    •   Understanding Dyslexia and the Reading Process presents dyslexia against a background of normal reading development, and in the context of child development, taking into account multiple factors that affect how well a child overcomes or compensates for dyslexia. Case examples are presented throughout to illustrate specific skill weaknesses. Dyslexia research provides considerable knowledge about how to help all children who do not learn to read on schedule. The Upside-Down Kids: Helping Dyslexic Children Understand ... by Harold N. Levinson, Addie Sanders Dr. Levinson, a psychiatrist and clinician, is one of the country's foremost practitioners in the field of dyslexia. Upside Down Kids is a book that for the first time will explain this very complex condition to the children who suffer from it.   Learning Disorders Related Books and References How To Reach and Teach Children and Teens with Dyslexia : A Parent and Teacher... by Cynthia M. Stowe Provides parents and teachers with everything that's needed to help students with dyslexia flourish in school and in their everyday lives, and to prepare them for their careers. Included are over 50 full-page activity sheets. Understanding Dyslexia and the Reading Process: ... by Marion Sanders Understanding Dyslexia and the Reading Process presents dyslexia against a background of normal reading development, and in the context of child development, taking into account multiple factors that affect how well a child overcomes or compensates for dyslexia.

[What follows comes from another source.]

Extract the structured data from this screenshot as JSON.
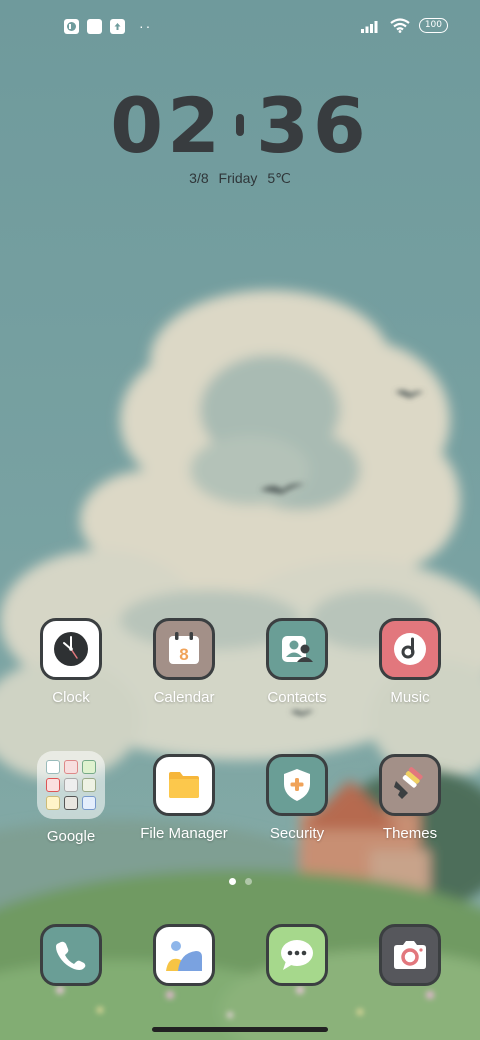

Case examples are presented throughout to illustrate specific skill weaknesses. Dyslexia research provides considerable knowledge about how to help all children who do not learn to read on schedule. The Upside-Down Kids: Helping Dyslexic Children Understand ... by Harold N. Levinson, Addie Sanders Dr. Levinson, a psychiatrist and clinician, is one of the country's foremost practitioners in the field of dyslexia. Upside Down Kids is a book that for the first time will explain this very complex condition to the children who suffer from it.     2211 E. Highland Ave. Suite 140, Phoenix, AZ 85016 | info@notmykid.org | o: 602 652 0163 | f: 602 795 8154